Bug#183860: RMS's comment on this bug is mostly irrelevant. :-/
Nathanael Nerode <email@example.com> writes:
> The issue is entirely about generated files which contain elements of a
> GFDL'ed texinfo file *and* elements of the GPL'ed texinfo.tex; such
> files are presumably derivative works of both, but that means they can't
> be distributed.
I'm not sure that I understand. Here's how I look at this; please let me
know where I'm wrong:
* texinfo is a formatting language. It happens to be implemented in some
particular cases (but not others) by using TeX macros, but that's just
an internal implementation technique. It could be implemented as a
separate binary program for all we know.
* texinfo documentation is given as input to a texinfo formatting
program, which then produces some output; the most interesting in this
particular case is DVI or PostScript output.
* For DVI and PostScript output, the TeX macros (GPL-licensed) tell TeX
how to take a texinfo document and turn it into DVI or PostScript
output. TeX then generates those DVI and PostScript documents via the
same means that it would use to generate any other DVI or PostScript
To me, this situation seems exactly parallel to what would happen if
texinfo were implemented in Perl. The texinfo program (texinfo.tex or the
Perl texinfo script) is fed to an interpretor (TeX or Perl), takes the
documentation as input, and uses the functionality of that interpretor to
generate some output.
As long as substantial chunks that are included vertabim in the output
(the old bison case) are licensed appropriately, and I don't see any
reason to think that they're not since they come from TeX and PostScript
documents generated by TeX don't seem to have license issues in general, I
don't see the issue.
Maybe the mechanism whereby TeX loads the texinfo program is confusing?
It does load the program and the data into the same input stream due to
the way that TeX is implemented, but isn't this just an accident of
implementation irrelevant to licensing concerns since it happens internal
to the TeX process?
It's not like the concatenated texinfo.tex and texinfo source is
distributed as such. Rather, texinfo.tex is *run* and used to produce

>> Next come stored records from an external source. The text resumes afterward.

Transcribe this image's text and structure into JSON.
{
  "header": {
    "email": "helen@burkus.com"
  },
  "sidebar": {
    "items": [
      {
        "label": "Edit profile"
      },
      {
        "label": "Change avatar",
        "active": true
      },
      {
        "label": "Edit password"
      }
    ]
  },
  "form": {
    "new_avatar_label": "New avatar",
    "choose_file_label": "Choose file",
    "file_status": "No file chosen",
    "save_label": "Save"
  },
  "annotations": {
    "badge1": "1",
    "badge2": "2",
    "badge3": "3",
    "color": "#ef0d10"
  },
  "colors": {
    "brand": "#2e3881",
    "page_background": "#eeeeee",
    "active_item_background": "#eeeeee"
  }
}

output. (But even if that were distributed, is it a license violation to
cat together two files with different licenses and distribute the results?
That still sounds like mere aggregation to me.)
I think it's generally well-accepted that, in the *common* case where no
substantial portion of the implementation is included in the output, the
output of a program is not inherently a derivative work of that program.
I don't see the argument for declaring the output of the texinfo program
to be a derivative work of its implementation.
If what you're saying is true, it would seem to imply that it is a license
violation to write any document in texinfo and redistribute the formatted
result unless the document is licensed under the GPL, and that more
generally it would be a license violation to distribute the output of
*any* formatting program unless the input document was license-compatible
with the implementation of the formatting program. This seems wrong to
Again, though, I may be missing some major issue, and would certainly
Russ Allbery (firstname.lastname@example.org) <http://www.eyrie.org/~eagle/>